■ **Task directions**:
The whole listing below needs to be duplicated exactly, pictures aside.

■ **Task data**:
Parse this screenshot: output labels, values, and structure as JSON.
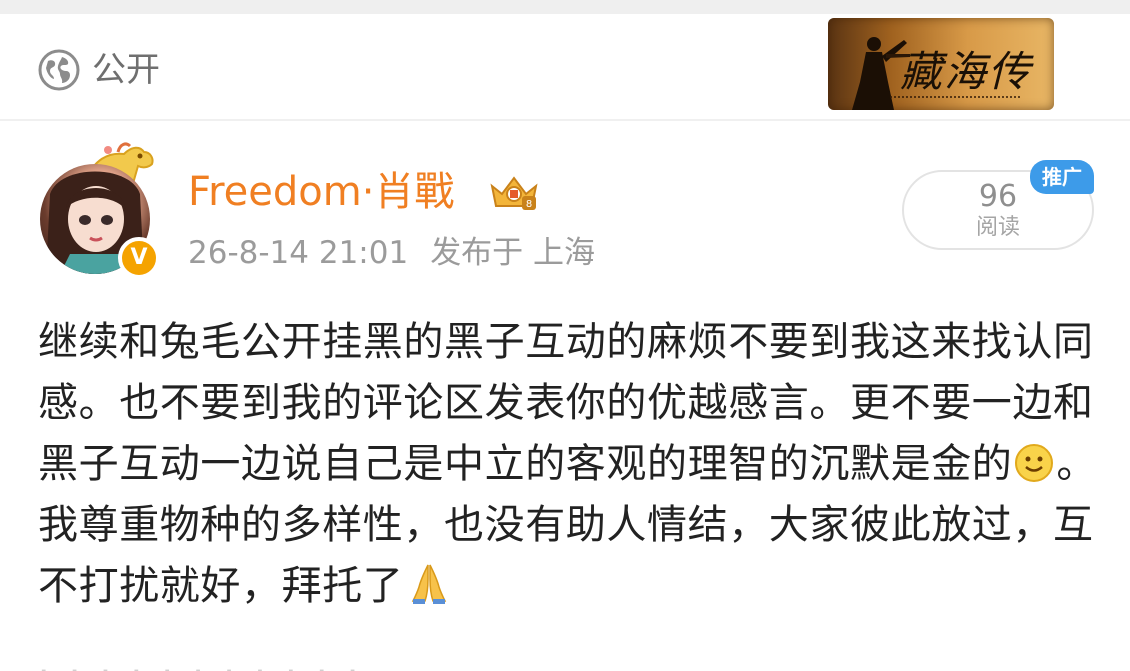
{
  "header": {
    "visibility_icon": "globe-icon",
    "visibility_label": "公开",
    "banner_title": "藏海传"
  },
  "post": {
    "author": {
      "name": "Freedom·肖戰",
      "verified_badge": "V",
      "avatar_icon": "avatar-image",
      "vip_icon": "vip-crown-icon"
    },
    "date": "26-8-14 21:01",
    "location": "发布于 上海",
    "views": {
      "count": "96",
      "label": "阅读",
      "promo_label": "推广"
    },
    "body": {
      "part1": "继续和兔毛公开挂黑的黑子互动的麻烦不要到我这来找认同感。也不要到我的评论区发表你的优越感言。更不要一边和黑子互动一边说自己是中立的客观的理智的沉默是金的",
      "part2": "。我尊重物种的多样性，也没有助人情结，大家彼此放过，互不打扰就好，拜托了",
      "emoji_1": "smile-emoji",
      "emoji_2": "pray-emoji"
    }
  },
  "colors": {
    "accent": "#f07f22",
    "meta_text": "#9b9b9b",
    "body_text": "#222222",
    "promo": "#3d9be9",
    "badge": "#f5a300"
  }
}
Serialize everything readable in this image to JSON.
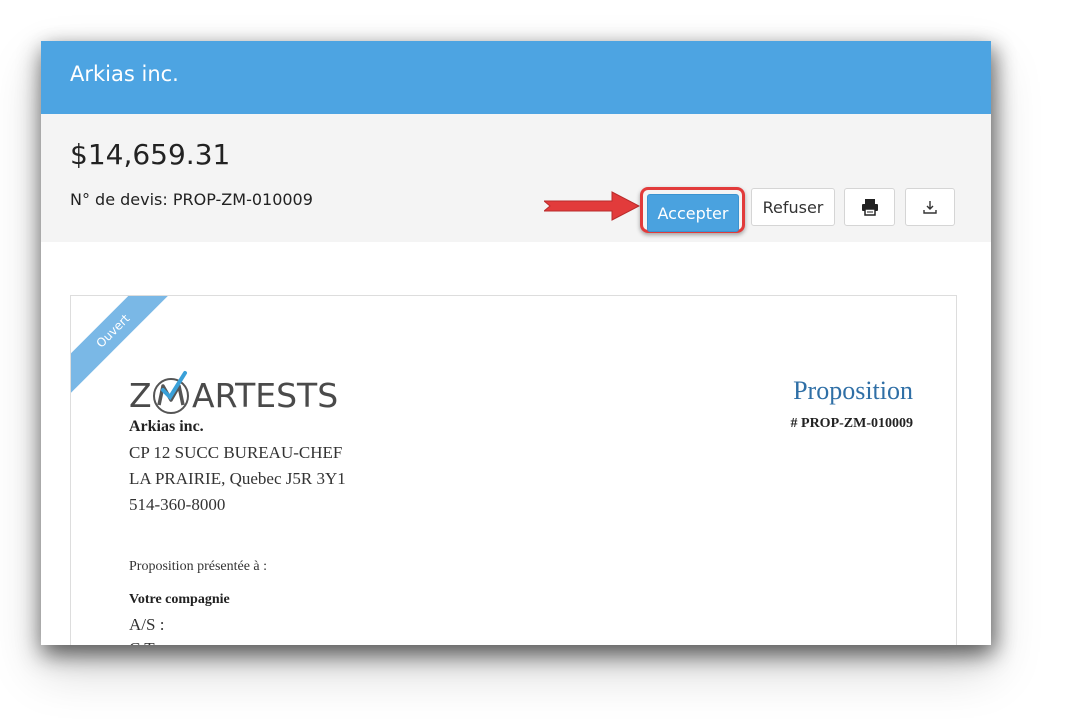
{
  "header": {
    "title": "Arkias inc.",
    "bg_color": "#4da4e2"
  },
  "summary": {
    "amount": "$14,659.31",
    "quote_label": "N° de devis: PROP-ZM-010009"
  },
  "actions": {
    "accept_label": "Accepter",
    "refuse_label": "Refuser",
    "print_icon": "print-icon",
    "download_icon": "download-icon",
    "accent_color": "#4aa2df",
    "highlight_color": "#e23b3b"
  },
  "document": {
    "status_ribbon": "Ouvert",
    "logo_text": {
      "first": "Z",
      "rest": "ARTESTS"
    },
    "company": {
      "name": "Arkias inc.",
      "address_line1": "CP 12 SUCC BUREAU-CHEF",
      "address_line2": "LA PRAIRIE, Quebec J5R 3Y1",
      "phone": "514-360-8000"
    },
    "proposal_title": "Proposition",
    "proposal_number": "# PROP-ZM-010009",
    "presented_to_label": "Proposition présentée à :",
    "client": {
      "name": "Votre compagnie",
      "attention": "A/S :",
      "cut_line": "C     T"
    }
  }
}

■ **Result of this task**:
Parse this screenshot: output labels, values, and structure as JSON.
{
  "header": {
    "visibility_icon": "globe-icon",
    "visibility_label": "公开",
    "banner_title": "藏海传"
  },
  "post": {
    "author": {
      "name": "Freedom·肖戰",
      "verified_badge": "V",
      "avatar_icon": "avatar-image",
      "vip_icon": "vip-crown-icon"
    },
    "date": "26-8-14 21:01",
    "location": "发布于 上海",
    "views": {
      "count": "96",
      "label": "阅读",
      "promo_label": "推广"
    },
    "body": {
      "part1": "继续和兔毛公开挂黑的黑子互动的麻烦不要到我这来找认同感。也不要到我的评论区发表你的优越感言。更不要一边和黑子互动一边说自己是中立的客观的理智的沉默是金的",
      "part2": "。我尊重物种的多样性，也没有助人情结，大家彼此放过，互不打扰就好，拜托了",
      "emoji_1": "smile-emoji",
      "emoji_2": "pray-emoji"
    }
  },
  "colors": {
    "accent": "#f07f22",
    "meta_text": "#9b9b9b",
    "body_text": "#222222",
    "promo": "#3d9be9",
    "badge": "#f5a300"
  }
}
Serialize everything readable in this image to JSON.
{
  "header": {
    "title": "Arkias inc.",
    "bg_color": "#4da4e2"
  },
  "summary": {
    "amount": "$14,659.31",
    "quote_label": "N° de devis: PROP-ZM-010009"
  },
  "actions": {
    "accept_label": "Accepter",
    "refuse_label": "Refuser",
    "print_icon": "print-icon",
    "download_icon": "download-icon",
    "accent_color": "#4aa2df",
    "highlight_color": "#e23b3b"
  },
  "document": {
    "status_ribbon": "Ouvert",
    "logo_text": {
      "first": "Z",
      "rest": "ARTESTS"
    },
    "company": {
      "name": "Arkias inc.",
      "address_line1": "CP 12 SUCC BUREAU-CHEF",
      "address_line2": "LA PRAIRIE, Quebec J5R 3Y1",
      "phone": "514-360-8000"
    },
    "proposal_title": "Proposition",
    "proposal_number": "# PROP-ZM-010009",
    "presented_to_label": "Proposition présentée à :",
    "client": {
      "name": "Votre compagnie",
      "attention": "A/S :",
      "cut_line": "C     T"
    }
  }
}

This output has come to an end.